Word for word, retype the entire listing.

Supplied data -

↓↓↓

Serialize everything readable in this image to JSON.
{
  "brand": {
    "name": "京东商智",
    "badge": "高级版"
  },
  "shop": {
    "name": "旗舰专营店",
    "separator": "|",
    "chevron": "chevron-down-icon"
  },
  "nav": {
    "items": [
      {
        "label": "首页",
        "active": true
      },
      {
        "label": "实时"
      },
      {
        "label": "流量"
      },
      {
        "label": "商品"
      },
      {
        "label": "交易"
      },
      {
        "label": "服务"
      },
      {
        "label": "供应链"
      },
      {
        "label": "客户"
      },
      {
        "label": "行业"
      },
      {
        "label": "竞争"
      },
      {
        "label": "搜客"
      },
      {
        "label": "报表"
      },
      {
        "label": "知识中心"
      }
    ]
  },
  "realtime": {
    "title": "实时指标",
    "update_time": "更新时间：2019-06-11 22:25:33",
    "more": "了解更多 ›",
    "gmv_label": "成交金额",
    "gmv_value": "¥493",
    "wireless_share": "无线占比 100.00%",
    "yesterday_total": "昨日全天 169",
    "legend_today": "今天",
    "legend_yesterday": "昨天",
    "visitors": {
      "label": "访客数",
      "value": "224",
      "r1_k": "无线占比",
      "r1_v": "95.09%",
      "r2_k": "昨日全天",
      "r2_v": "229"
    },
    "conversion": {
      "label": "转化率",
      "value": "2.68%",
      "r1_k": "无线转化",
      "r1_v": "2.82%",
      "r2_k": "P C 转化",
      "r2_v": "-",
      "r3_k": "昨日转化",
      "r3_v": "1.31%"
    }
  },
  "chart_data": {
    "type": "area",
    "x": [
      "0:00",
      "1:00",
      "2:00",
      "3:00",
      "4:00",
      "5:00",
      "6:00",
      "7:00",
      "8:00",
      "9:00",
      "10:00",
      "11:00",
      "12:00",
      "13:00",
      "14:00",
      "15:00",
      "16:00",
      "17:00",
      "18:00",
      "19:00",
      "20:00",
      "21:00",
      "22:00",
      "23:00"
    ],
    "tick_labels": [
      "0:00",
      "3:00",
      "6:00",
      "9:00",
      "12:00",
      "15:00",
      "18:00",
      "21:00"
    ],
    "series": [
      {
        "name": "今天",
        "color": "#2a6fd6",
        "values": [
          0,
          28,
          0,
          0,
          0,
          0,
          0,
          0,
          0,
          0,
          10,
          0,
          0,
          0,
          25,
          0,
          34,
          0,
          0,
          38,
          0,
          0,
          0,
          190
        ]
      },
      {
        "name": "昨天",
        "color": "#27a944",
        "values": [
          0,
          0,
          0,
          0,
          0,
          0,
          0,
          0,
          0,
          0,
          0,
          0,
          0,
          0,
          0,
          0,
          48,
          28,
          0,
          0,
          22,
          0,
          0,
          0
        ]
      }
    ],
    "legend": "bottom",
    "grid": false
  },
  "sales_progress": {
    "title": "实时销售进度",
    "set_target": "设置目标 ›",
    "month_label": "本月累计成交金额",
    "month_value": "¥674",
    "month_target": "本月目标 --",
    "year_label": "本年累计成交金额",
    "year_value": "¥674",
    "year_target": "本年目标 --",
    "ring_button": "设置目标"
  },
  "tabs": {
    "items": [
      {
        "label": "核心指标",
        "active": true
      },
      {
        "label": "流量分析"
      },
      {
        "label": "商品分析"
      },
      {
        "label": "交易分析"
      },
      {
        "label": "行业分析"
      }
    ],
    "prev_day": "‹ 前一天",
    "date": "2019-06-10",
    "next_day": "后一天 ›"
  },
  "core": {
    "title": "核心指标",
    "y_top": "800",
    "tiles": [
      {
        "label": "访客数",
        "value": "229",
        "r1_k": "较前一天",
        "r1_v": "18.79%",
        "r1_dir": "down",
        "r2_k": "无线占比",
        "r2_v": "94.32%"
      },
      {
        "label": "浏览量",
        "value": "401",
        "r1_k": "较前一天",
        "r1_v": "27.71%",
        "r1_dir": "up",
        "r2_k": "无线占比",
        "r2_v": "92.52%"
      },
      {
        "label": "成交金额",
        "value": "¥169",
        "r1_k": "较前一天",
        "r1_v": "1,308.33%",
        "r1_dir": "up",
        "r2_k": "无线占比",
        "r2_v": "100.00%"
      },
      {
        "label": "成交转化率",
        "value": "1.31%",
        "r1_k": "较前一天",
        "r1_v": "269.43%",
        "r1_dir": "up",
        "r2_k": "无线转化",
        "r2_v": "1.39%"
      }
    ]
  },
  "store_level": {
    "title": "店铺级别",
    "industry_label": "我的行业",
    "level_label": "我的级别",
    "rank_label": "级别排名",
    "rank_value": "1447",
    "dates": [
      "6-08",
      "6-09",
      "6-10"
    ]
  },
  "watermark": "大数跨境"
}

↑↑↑

Answer to the exercise -
Serialize everything readable in this image to JSON.
{
  "brand": {
    "name": "京东商智",
    "badge": "高级版"
  },
  "shop": {
    "name": "旗舰专营店",
    "separator": "|",
    "chevron": "chevron-down-icon"
  },
  "nav": {
    "items": [
      {
        "label": "首页",
        "active": true
      },
      {
        "label": "实时"
      },
      {
        "label": "流量"
      },
      {
        "label": "商品"
      },
      {
        "label": "交易"
      },
      {
        "label": "服务"
      },
      {
        "label": "供应链"
      },
      {
        "label": "客户"
      },
      {
        "label": "行业"
      },
      {
        "label": "竞争"
      },
      {
        "label": "搜客"
      },
      {
        "label": "报表"
      },
      {
        "label": "知识中心"
      }
    ]
  },
  "realtime": {
    "title": "实时指标",
    "update_time": "更新时间：2019-06-11 22:25:33",
    "more": "了解更多 ›",
    "gmv_label": "成交金额",
    "gmv_value": "¥493",
    "wireless_share": "无线占比 100.00%",
    "yesterday_total": "昨日全天 169",
    "legend_today": "今天",
    "legend_yesterday": "昨天",
    "visitors": {
      "label": "访客数",
      "value": "224",
      "r1_k": "无线占比",
      "r1_v": "95.09%",
      "r2_k": "昨日全天",
      "r2_v": "229"
    },
    "conversion": {
      "label": "转化率",
      "value": "2.68%",
      "r1_k": "无线转化",
      "r1_v": "2.82%",
      "r2_k": "P C 转化",
      "r2_v": "-",
      "r3_k": "昨日转化",
      "r3_v": "1.31%"
    }
  },
  "chart_data": {
    "type": "area",
    "x": [
      "0:00",
      "1:00",
      "2:00",
      "3:00",
      "4:00",
      "5:00",
      "6:00",
      "7:00",
      "8:00",
      "9:00",
      "10:00",
      "11:00",
      "12:00",
      "13:00",
      "14:00",
      "15:00",
      "16:00",
      "17:00",
      "18:00",
      "19:00",
      "20:00",
      "21:00",
      "22:00",
      "23:00"
    ],
    "tick_labels": [
      "0:00",
      "3:00",
      "6:00",
      "9:00",
      "12:00",
      "15:00",
      "18:00",
      "21:00"
    ],
    "series": [
      {
        "name": "今天",
        "color": "#2a6fd6",
        "values": [
          0,
          28,
          0,
          0,
          0,
          0,
          0,
          0,
          0,
          0,
          10,
          0,
          0,
          0,
          25,
          0,
          34,
          0,
          0,
          38,
          0,
          0,
          0,
          190
        ]
      },
      {
        "name": "昨天",
        "color": "#27a944",
        "values": [
          0,
          0,
          0,
          0,
          0,
          0,
          0,
          0,
          0,
          0,
          0,
          0,
          0,
          0,
          0,
          0,
          48,
          28,
          0,
          0,
          22,
          0,
          0,
          0
        ]
      }
    ],
    "legend": "bottom",
    "grid": false
  },
  "sales_progress": {
    "title": "实时销售进度",
    "set_target": "设置目标 ›",
    "month_label": "本月累计成交金额",
    "month_value": "¥674",
    "month_target": "本月目标 --",
    "year_label": "本年累计成交金额",
    "year_value": "¥674",
    "year_target": "本年目标 --",
    "ring_button": "设置目标"
  },
  "tabs": {
    "items": [
      {
        "label": "核心指标",
        "active": true
      },
      {
        "label": "流量分析"
      },
      {
        "label": "商品分析"
      },
      {
        "label": "交易分析"
      },
      {
        "label": "行业分析"
      }
    ],
    "prev_day": "‹ 前一天",
    "date": "2019-06-10",
    "next_day": "后一天 ›"
  },
  "core": {
    "title": "核心指标",
    "y_top": "800",
    "tiles": [
      {
        "label": "访客数",
        "value": "229",
        "r1_k": "较前一天",
        "r1_v": "18.79%",
        "r1_dir": "down",
        "r2_k": "无线占比",
        "r2_v": "94.32%"
      },
      {
        "label": "浏览量",
        "value": "401",
        "r1_k": "较前一天",
        "r1_v": "27.71%",
        "r1_dir": "up",
        "r2_k": "无线占比",
        "r2_v": "92.52%"
      },
      {
        "label": "成交金额",
        "value": "¥169",
        "r1_k": "较前一天",
        "r1_v": "1,308.33%",
        "r1_dir": "up",
        "r2_k": "无线占比",
        "r2_v": "100.00%"
      },
      {
        "label": "成交转化率",
        "value": "1.31%",
        "r1_k": "较前一天",
        "r1_v": "269.43%",
        "r1_dir": "up",
        "r2_k": "无线转化",
        "r2_v": "1.39%"
      }
    ]
  },
  "store_level": {
    "title": "店铺级别",
    "industry_label": "我的行业",
    "level_label": "我的级别",
    "rank_label": "级别排名",
    "rank_value": "1447",
    "dates": [
      "6-08",
      "6-09",
      "6-10"
    ]
  },
  "watermark": "大数跨境"
}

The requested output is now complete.